Work order | Check each line below for the word "Weber", and copy those that have it.

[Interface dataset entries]
****************
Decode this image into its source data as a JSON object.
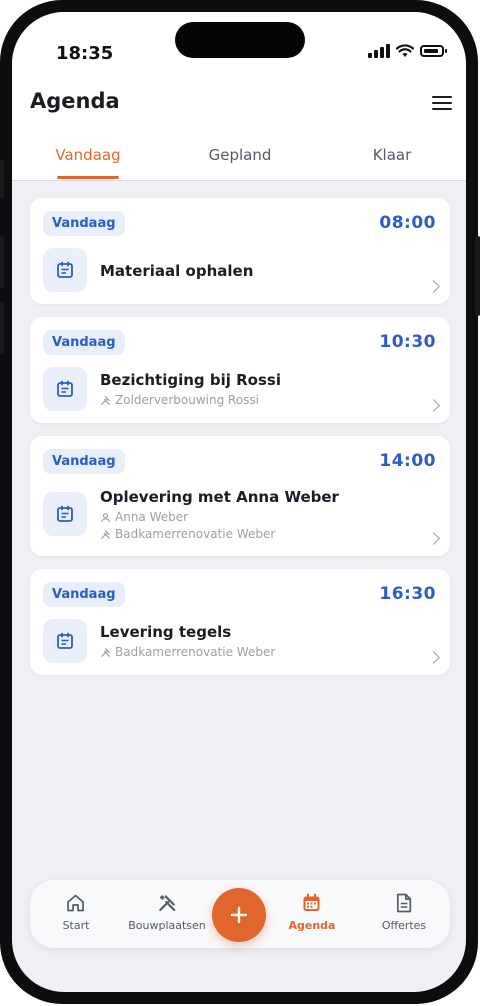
{
  "status": {
    "time": "18:35"
  },
  "header": {
    "title": "Agenda"
  },
  "tabs": [
    {
      "label": "Vandaag",
      "active": true
    },
    {
      "label": "Gepland",
      "active": false
    },
    {
      "label": "Klaar",
      "active": false
    }
  ],
  "appointments": [
    {
      "badge": "Vandaag",
      "time": "08:00",
      "title": "Materiaal ophalen"
    },
    {
      "badge": "Vandaag",
      "time": "10:30",
      "title": "Bezichtiging bij Rossi",
      "project": "Zolderverbouwing Rossi"
    },
    {
      "badge": "Vandaag",
      "time": "14:00",
      "title": "Oplevering met Anna Weber",
      "contact": "Anna Weber",
      "project": "Badkamerrenovatie Weber"
    },
    {
      "badge": "Vandaag",
      "time": "16:30",
      "title": "Levering tegels",
      "project": "Badkamerrenovatie Weber"
    }
  ],
  "nav": [
    {
      "label": "Start",
      "icon": "home-icon"
    },
    {
      "label": "Bouwplaatsen",
      "icon": "tools-icon"
    },
    {
      "label": "Agenda",
      "icon": "calendar-icon",
      "active": true
    },
    {
      "label": "Offertes",
      "icon": "document-icon"
    }
  ],
  "fab": {
    "icon": "plus-icon"
  },
  "colors": {
    "accent": "#e0662e",
    "primary": "#2b5cc8",
    "badge_bg": "#e8eefa"
  }
}
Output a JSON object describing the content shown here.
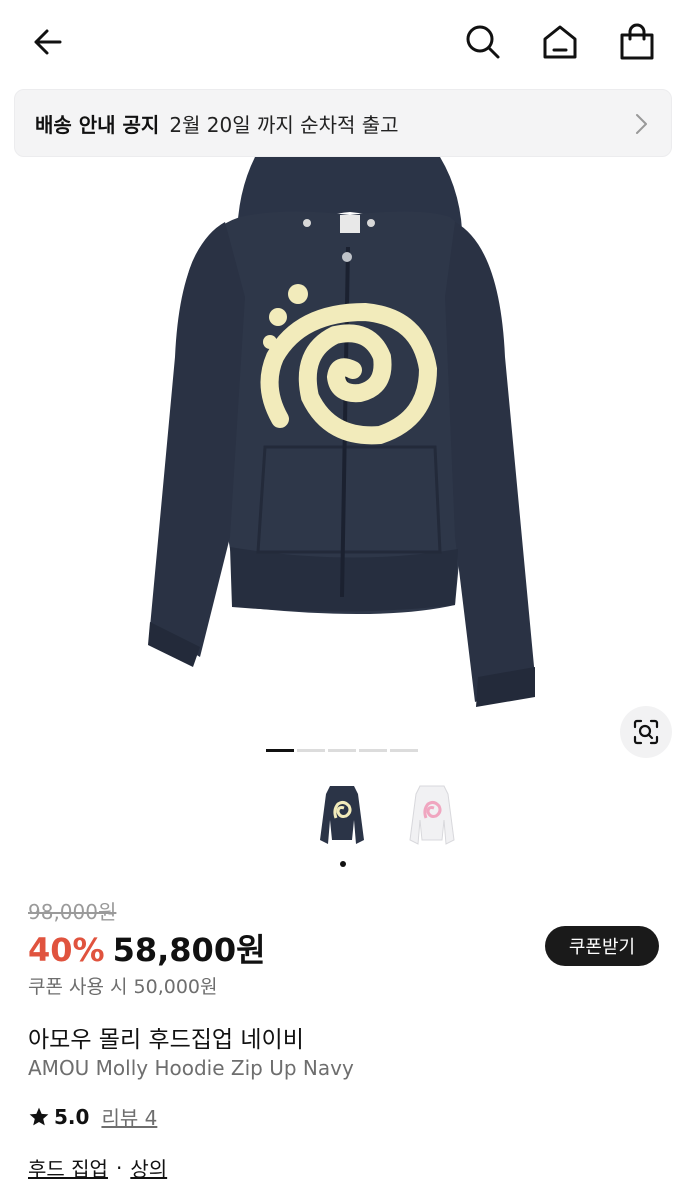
{
  "header": {
    "back_icon": "arrow-left-icon",
    "search_icon": "search-icon",
    "home_icon": "home-icon",
    "bag_icon": "shopping-bag-icon"
  },
  "notice": {
    "label": "배송 안내 공지",
    "text": "2월 20일 까지 순차적 출고",
    "chevron_icon": "chevron-right-icon"
  },
  "gallery": {
    "pages": 5,
    "active_page": 1,
    "thumbnails": [
      "navy",
      "white"
    ],
    "active_thumbnail": 0,
    "lens_icon": "lens-search-icon"
  },
  "pricing": {
    "original": "98,000원",
    "discount": "40%",
    "price": "58,800원",
    "coupon_button": "쿠폰받기",
    "coupon_note": "쿠폰 사용 시 50,000원"
  },
  "product": {
    "name_ko": "아모우 몰리 후드집업 네이비",
    "name_en": "AMOU Molly Hoodie Zip Up Navy"
  },
  "rating": {
    "score": "5.0",
    "reviews": "리뷰 4"
  },
  "category": {
    "primary": "후드 집업",
    "separator": "·",
    "secondary": "상의"
  },
  "colors": {
    "accent_discount": "#e0533e",
    "hoodie_navy": "#2b3447",
    "print_cream": "#f2ebbb"
  }
}
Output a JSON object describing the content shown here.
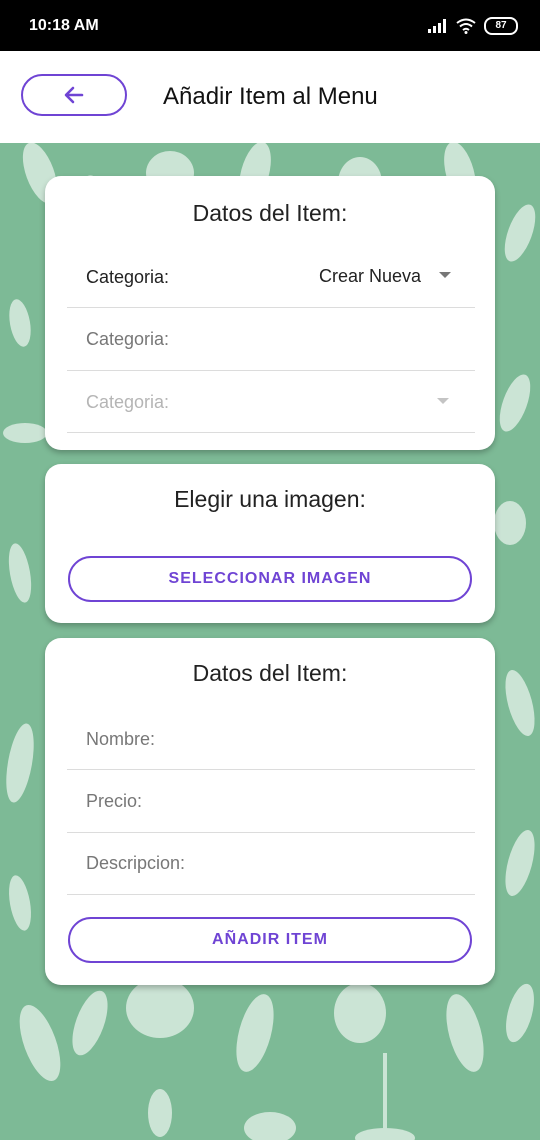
{
  "status": {
    "time": "10:18 AM",
    "battery": "87"
  },
  "header": {
    "title": "Añadir Item al Menu",
    "back_icon": "arrow-left-icon"
  },
  "category_card": {
    "title": "Datos del Item:",
    "category_label": "Categoria:",
    "category_dropdown_value": "Crear Nueva",
    "new_category_placeholder": "Categoria:",
    "category_select_placeholder": "Categoria:"
  },
  "image_card": {
    "title": "Elegir una imagen:",
    "select_button_label": "SELECCIONAR IMAGEN"
  },
  "item_card": {
    "title": "Datos del Item:",
    "name_placeholder": "Nombre:",
    "price_placeholder": "Precio:",
    "description_placeholder": "Descripcion:",
    "add_button_label": "AÑADIR ITEM"
  },
  "colors": {
    "accent": "#6f44d4",
    "background": "#7dba96"
  }
}
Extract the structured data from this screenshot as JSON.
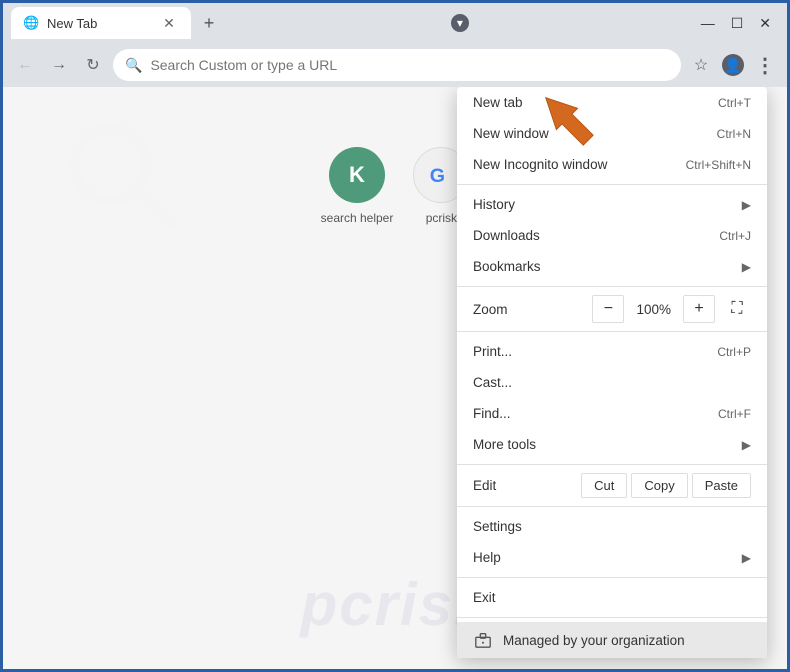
{
  "browser": {
    "tab_title": "New Tab",
    "tab_favicon": "🌐",
    "new_tab_btn": "+",
    "window_controls": {
      "minimize": "—",
      "maximize": "☐",
      "close": "✕"
    }
  },
  "toolbar": {
    "back_label": "←",
    "forward_label": "→",
    "reload_label": "↻",
    "address_placeholder": "Search Custom or type a URL",
    "bookmark_icon": "☆",
    "profile_icon": "👤",
    "menu_icon": "⋮"
  },
  "newtab": {
    "watermark": "pcrisk",
    "shortcuts": [
      {
        "label": "search helper",
        "letter": "K",
        "color": "#4caf50"
      },
      {
        "label": "pcrisk",
        "google_g": true,
        "color": "#e8eaf6"
      }
    ]
  },
  "menu": {
    "items": [
      {
        "id": "new-tab",
        "label": "New tab",
        "shortcut": "Ctrl+T",
        "has_submenu": false,
        "has_icon": false,
        "group": 1
      },
      {
        "id": "new-window",
        "label": "New window",
        "shortcut": "Ctrl+N",
        "has_submenu": false,
        "has_icon": false,
        "group": 1
      },
      {
        "id": "new-incognito",
        "label": "New Incognito window",
        "shortcut": "Ctrl+Shift+N",
        "has_submenu": false,
        "has_icon": false,
        "group": 1
      },
      {
        "id": "history",
        "label": "History",
        "shortcut": "",
        "has_submenu": true,
        "has_icon": false,
        "group": 2
      },
      {
        "id": "downloads",
        "label": "Downloads",
        "shortcut": "Ctrl+J",
        "has_submenu": false,
        "has_icon": false,
        "group": 2
      },
      {
        "id": "bookmarks",
        "label": "Bookmarks",
        "shortcut": "",
        "has_submenu": true,
        "has_icon": false,
        "group": 2
      },
      {
        "id": "zoom",
        "label": "Zoom",
        "minus": "−",
        "value": "100%",
        "plus": "+",
        "fullscreen": "⛶",
        "group": 3
      },
      {
        "id": "print",
        "label": "Print...",
        "shortcut": "Ctrl+P",
        "has_submenu": false,
        "has_icon": false,
        "group": 4
      },
      {
        "id": "cast",
        "label": "Cast...",
        "shortcut": "",
        "has_submenu": false,
        "has_icon": false,
        "group": 4
      },
      {
        "id": "find",
        "label": "Find...",
        "shortcut": "Ctrl+F",
        "has_submenu": false,
        "has_icon": false,
        "group": 4
      },
      {
        "id": "more-tools",
        "label": "More tools",
        "shortcut": "",
        "has_submenu": true,
        "has_icon": false,
        "group": 4
      },
      {
        "id": "edit",
        "label": "Edit",
        "cut": "Cut",
        "copy": "Copy",
        "paste": "Paste",
        "group": 5
      },
      {
        "id": "settings",
        "label": "Settings",
        "shortcut": "",
        "has_submenu": false,
        "has_icon": false,
        "group": 6
      },
      {
        "id": "help",
        "label": "Help",
        "shortcut": "",
        "has_submenu": true,
        "has_icon": false,
        "group": 6
      },
      {
        "id": "exit",
        "label": "Exit",
        "shortcut": "",
        "has_submenu": false,
        "has_icon": false,
        "group": 7
      },
      {
        "id": "managed",
        "label": "Managed by your organization",
        "shortcut": "",
        "has_submenu": false,
        "has_icon": true,
        "icon": "🏢",
        "group": 8,
        "highlighted": true
      }
    ]
  }
}
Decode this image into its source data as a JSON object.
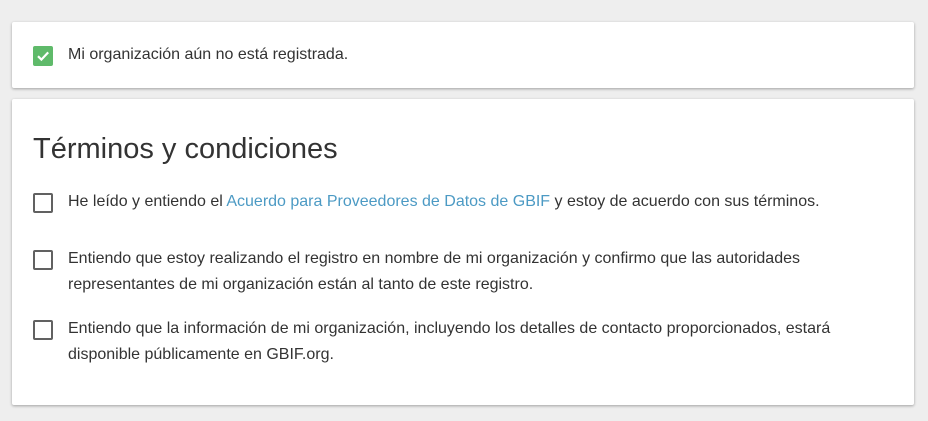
{
  "status": {
    "checked": true,
    "label": "Mi organización aún no está registrada."
  },
  "terms": {
    "title": "Términos y condiciones",
    "items": [
      {
        "checked": false,
        "text_before": "He leído y entiendo el ",
        "link_text": "Acuerdo para Proveedores de Datos de GBIF",
        "text_after": " y estoy de acuerdo con sus términos."
      },
      {
        "checked": false,
        "text": "Entiendo que estoy realizando el registro en nombre de mi organización y confirmo que las autoridades representantes de mi organización están al tanto de este registro."
      },
      {
        "checked": false,
        "text": "Entiendo que la información de mi organización, incluyendo los detalles de contacto proporcionados, estará disponible públicamente en GBIF.org."
      }
    ]
  },
  "colors": {
    "checkbox_checked": "#5fba6a",
    "link": "#4c9ac4",
    "text": "#333333"
  }
}
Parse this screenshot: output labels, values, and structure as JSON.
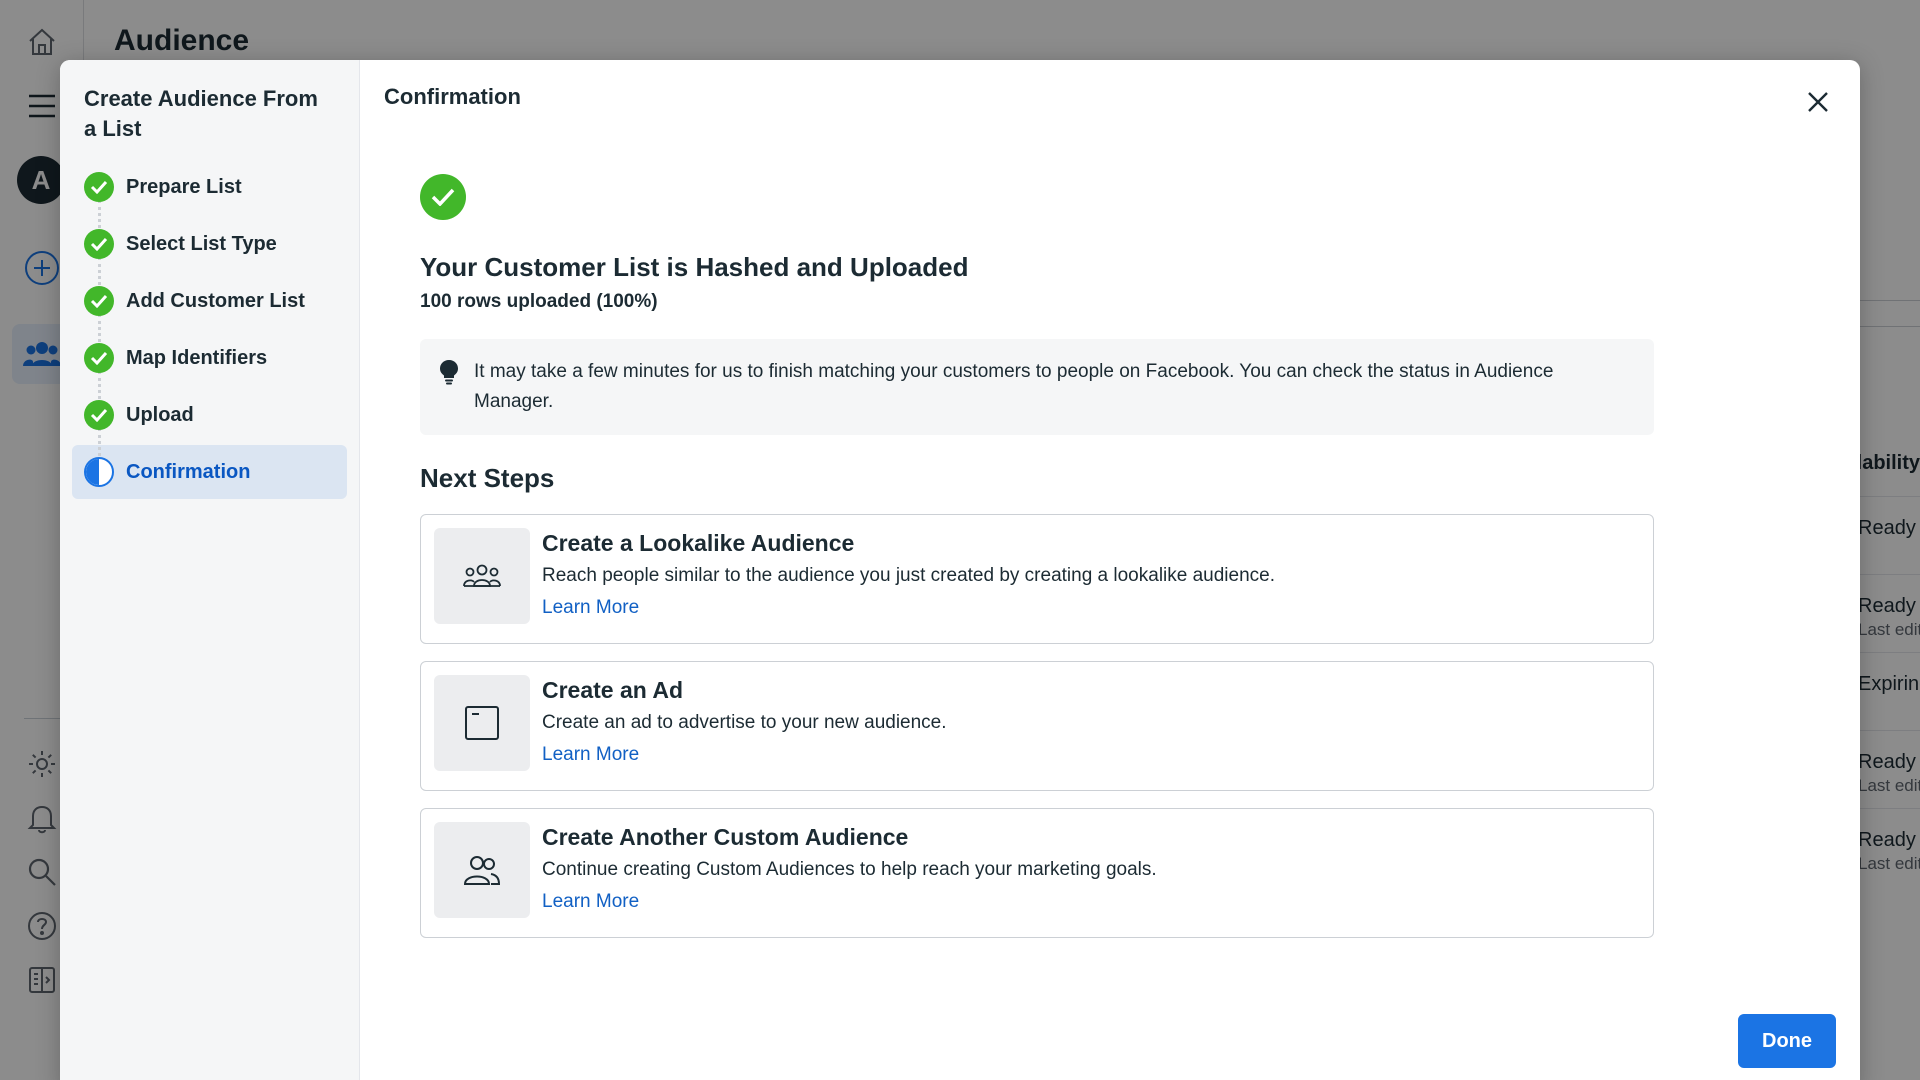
{
  "app": {
    "title": "Audience",
    "rail_avatar_letter": "A"
  },
  "background_table": {
    "column_header": "Availability",
    "rows": [
      {
        "status": "Ready",
        "sub": ""
      },
      {
        "status": "Ready",
        "sub": "Last edited"
      },
      {
        "status": "Expiring",
        "sub": ""
      },
      {
        "status": "Ready",
        "sub": "Last edited"
      },
      {
        "status": "Ready",
        "sub": "Last edited"
      }
    ]
  },
  "modal": {
    "sidebar_title": "Create Audience From a List",
    "steps": [
      {
        "label": "Prepare List",
        "state": "done"
      },
      {
        "label": "Select List Type",
        "state": "done"
      },
      {
        "label": "Add Customer List",
        "state": "done"
      },
      {
        "label": "Map Identifiers",
        "state": "done"
      },
      {
        "label": "Upload",
        "state": "done"
      },
      {
        "label": "Confirmation",
        "state": "current"
      }
    ],
    "header": "Confirmation",
    "heading": "Your Customer List is Hashed and Uploaded",
    "subheading": "100 rows uploaded (100%)",
    "info": "It may take a few minutes for us to finish matching your customers to people on Facebook. You can check the status in Audience Manager.",
    "next_steps_title": "Next Steps",
    "cards": [
      {
        "icon": "group-icon",
        "title": "Create a Lookalike Audience",
        "desc": "Reach people similar to the audience you just created by creating a lookalike audience.",
        "link": "Learn More"
      },
      {
        "icon": "ad-window-icon",
        "title": "Create an Ad",
        "desc": "Create an ad to advertise to your new audience.",
        "link": "Learn More"
      },
      {
        "icon": "people-icon",
        "title": "Create Another Custom Audience",
        "desc": "Continue creating Custom Audiences to help reach your marketing goals.",
        "link": "Learn More"
      }
    ],
    "done_label": "Done"
  },
  "colors": {
    "primary": "#1b74e4",
    "success": "#42b72a",
    "link": "#1160c4"
  }
}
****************
Task result |
      "title": "Oplevering met Anna Weber",
      "contact": "Anna Weber",
      "project": "Badkamerrenovatie Weber"
      "project": "Badkamerrenovatie Weber"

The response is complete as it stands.